Yes, private equity can be a risky investment. There’s no guarantee the purchased company will ever sell for more than its purchasing price, and there’s also the negative reaction private equity firms tend to generate. 

Since the goal is to increase the company’s profits in only a few short years, drastic cuts like employee layoffs are common. Sometimes, you need to consider how private equity affects other individuals’ lives before deciding if it’s the right addition to your portfolio. If you are considering private equity as an investment opportunity, chances are you’re at least okay with these and other cost-cutting business practices. 

Even though you need to be aware of the potential downsides associated with private equity, this doesn’t change the fact it can result in a significant payout. So, let’s take a closer look at some of the reasons why you may want to invest in private equity.

Increased Control and Information

With the stock market, you don’t have a lot of control.

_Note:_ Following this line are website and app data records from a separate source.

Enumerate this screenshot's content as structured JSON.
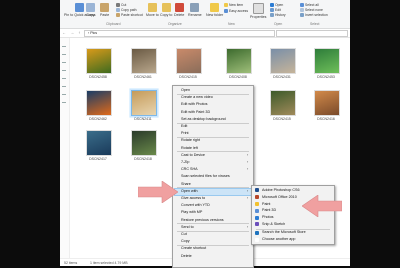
{
  "ribbon": {
    "pin_label": "Pin to Quick access",
    "copy_label": "Copy",
    "paste_label": "Paste",
    "cut_label": "Cut",
    "copy_path_label": "Copy path",
    "paste_shortcut_label": "Paste shortcut",
    "move_to_label": "Move to",
    "copy_to_label": "Copy to",
    "delete_label": "Delete",
    "rename_label": "Rename",
    "new_folder_label": "New folder",
    "new_item_label": "New item",
    "easy_access_label": "Easy access",
    "properties_label": "Properties",
    "open_label": "Open",
    "edit_label": "Edit",
    "history_label": "History",
    "select_all_label": "Select all",
    "select_none_label": "Select none",
    "invert_selection_label": "Invert selection",
    "group_clipboard": "Clipboard",
    "group_organize": "Organize",
    "group_new": "New",
    "group_open": "Open",
    "group_select": "Select"
  },
  "address": {
    "path": "Pics"
  },
  "files": [
    {
      "name": "DSCN2458",
      "color1": "#d89a1a",
      "color2": "#3e6b1f"
    },
    {
      "name": "DSCN2461",
      "color1": "#6a5a44",
      "color2": "#b9a78c"
    },
    {
      "name": "DSCN2415",
      "color1": "#c98a6a",
      "color2": "#8a6d5a"
    },
    {
      "name": "DSCN2408",
      "color1": "#3d6b2e",
      "color2": "#9fbf7a"
    },
    {
      "name": "DSCN2431",
      "color1": "#7a8fa8",
      "color2": "#c6b49a"
    },
    {
      "name": "DSCN2453",
      "color1": "#2e7d3a",
      "color2": "#6fbf5a"
    },
    {
      "name": "DSCN2462",
      "color1": "#1a3c66",
      "color2": "#e06a1a"
    },
    {
      "name": "DSCN2411",
      "color1": "#c59b5a",
      "color2": "#e8d5b0"
    },
    {
      "name": "DSCN2410",
      "color1": "#8fd0cf",
      "color2": "#b7dcb8"
    },
    {
      "name": "DSCN2412",
      "color1": "#e86a2e",
      "color2": "#f2b84a"
    },
    {
      "name": "DSCN2415",
      "color1": "#3d5a2a",
      "color2": "#a08a5a"
    },
    {
      "name": "DSCN2416",
      "color1": "#d28a4a",
      "color2": "#7a4a2a"
    },
    {
      "name": "DSCN2417",
      "color1": "#3a6d8a",
      "color2": "#1a3a5a"
    },
    {
      "name": "DSCN2418",
      "color1": "#2a3a2a",
      "color2": "#6a8a4a"
    }
  ],
  "context_menu": {
    "items": [
      "Open",
      "Create a new video",
      "Edit with Photos",
      "Edit with Paint 3D",
      "Set as desktop background",
      "Edit",
      "Print",
      "Rotate right",
      "Rotate left",
      "Cast to Device",
      "7-Zip",
      "CRC SHA",
      "Scan selected files for viruses",
      "Share",
      "Open with",
      "Give access to",
      "Convert with YTD",
      "Play with MP",
      "Restore previous versions",
      "Send to",
      "Cut",
      "Copy",
      "Create shortcut",
      "Delete"
    ]
  },
  "submenu": {
    "items": [
      "Adobe Photoshop CS6",
      "Microsoft Office 2010",
      "Paint",
      "Paint 3D",
      "Photos",
      "Snip & Sketch",
      "Search the Microsoft Store",
      "Choose another app"
    ],
    "icon_colors": [
      "#1f4f8f",
      "#b7472a",
      "#f2c12e",
      "#5a8fd6",
      "#2b7cd3",
      "#6b4fbb",
      "#1e73be",
      "#ffffff"
    ]
  },
  "status": {
    "count": "52 items",
    "selected": "1 item selected  4.79 MB"
  },
  "colors": {
    "highlight": "#cce4f7",
    "arrow": "#f0a0a0"
  }
}
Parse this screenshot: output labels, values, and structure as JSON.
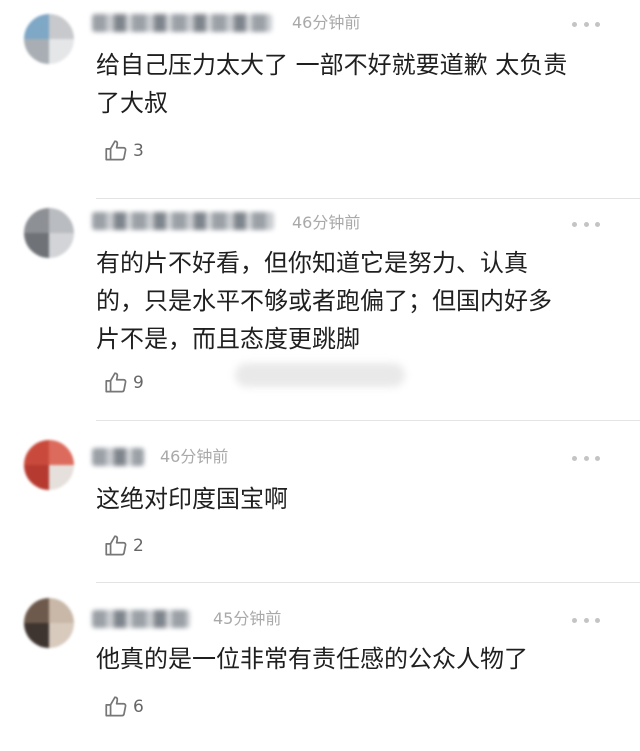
{
  "comments": [
    {
      "time": "46分钟前",
      "text": "给自己压力太大了 一部不好就要道歉 太负责\n了大叔",
      "likes": "3",
      "avatar_colors": [
        "#7fa7c6",
        "#c7c9cc",
        "#a8aeb4",
        "#e4e6e8"
      ]
    },
    {
      "time": "46分钟前",
      "text": "有的片不好看，但你知道它是努力、认真\n的，只是水平不够或者跑偏了；但国内好多\n片不是，而且态度更跳脚",
      "likes": "9",
      "avatar_colors": [
        "#8d9095",
        "#b9bcc0",
        "#6f7378",
        "#d2d4d7"
      ]
    },
    {
      "time": "46分钟前",
      "text": "这绝对印度国宝啊",
      "likes": "2",
      "avatar_colors": [
        "#c94a3c",
        "#dd6b5d",
        "#b63a30",
        "#e6e0dc"
      ]
    },
    {
      "time": "45分钟前",
      "text": "他真的是一位非常有责任感的公众人物了",
      "likes": "6",
      "avatar_colors": [
        "#6e5a4c",
        "#c9b8a8",
        "#3f3530",
        "#d8cabd"
      ]
    }
  ]
}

After all, you’re in it with millions of other investors and you can’t control when they decide to buy or sell. You also have little to no control over the company’s actions. Your stock may be soaring one day and tumbling the next all because of a negative headline or CEO’s actions.

Private equity is different—you are a primary investor, even if you’re pooling your resources with a group. You have more of a say in the direction a company goes. This also means you have greater access to the business’s information. Sometimes, this can be enough to settle your nerves at least a little.

Flexible Entry and Exit

You can buy and sell stocks pretty much any time the market’s open—yes, the public investment market is flexible but this doesn’t always translate into earnings. For example, if you choose the wrong time to sell stocks you may be hit with a loss instead of a profit. This isn’t why you get into investing.

Private equity firms spend a lot of time researching a company before making an offer to buy, and the private equity manager has a plan on how to help ensure the business makes a profit for investors. When it’s time to sell, this is when you really notice and appreciate private equity’s flexibility. You have multiple selling options and this typically means being able to choose which one offers the most profitability.

A private equity firm can choose to sell to another private equity fund, an IPO, or go with a trade sale. With stocks and other types of investments, you’re limited on how and to whom you can sell.

Clear Opportunities

When a company goes public, pretty much anyone can go out and purchase stock. However, have you ever noticed that companies just starting out or are in transitional industries are rarely publicly traded? There’s a good reason you rarely find these types of companies listed on any of the traditional stock exchanges. They simply can’t provide the steady increase in earnings investors look for.

Private equity addresses this and other potential issues a little differently—remember, the keyword is private and not public. Since a smaller group of investors is involved, it’s easier for companies to address issues and meet growth expectations. In a nutshell, companies have a little more time to reach their full potential in the private market compared to the public one.

Investing in Private Equity

To sum everything up, private equity can be risky and the industry has plenty of detractors. However, if you’re willing to wait a few years the payoff on your investment can be huge. 

Private equity investing isn’t for everyone, and it shouldn’t comprise a major portion of your portfolio. But it can fill in some gaps you may have in your investments.

Fuel Your Startup Journey - Subscribe to Our Weekly Newsletter!

Thanks for submitting!

bottom of page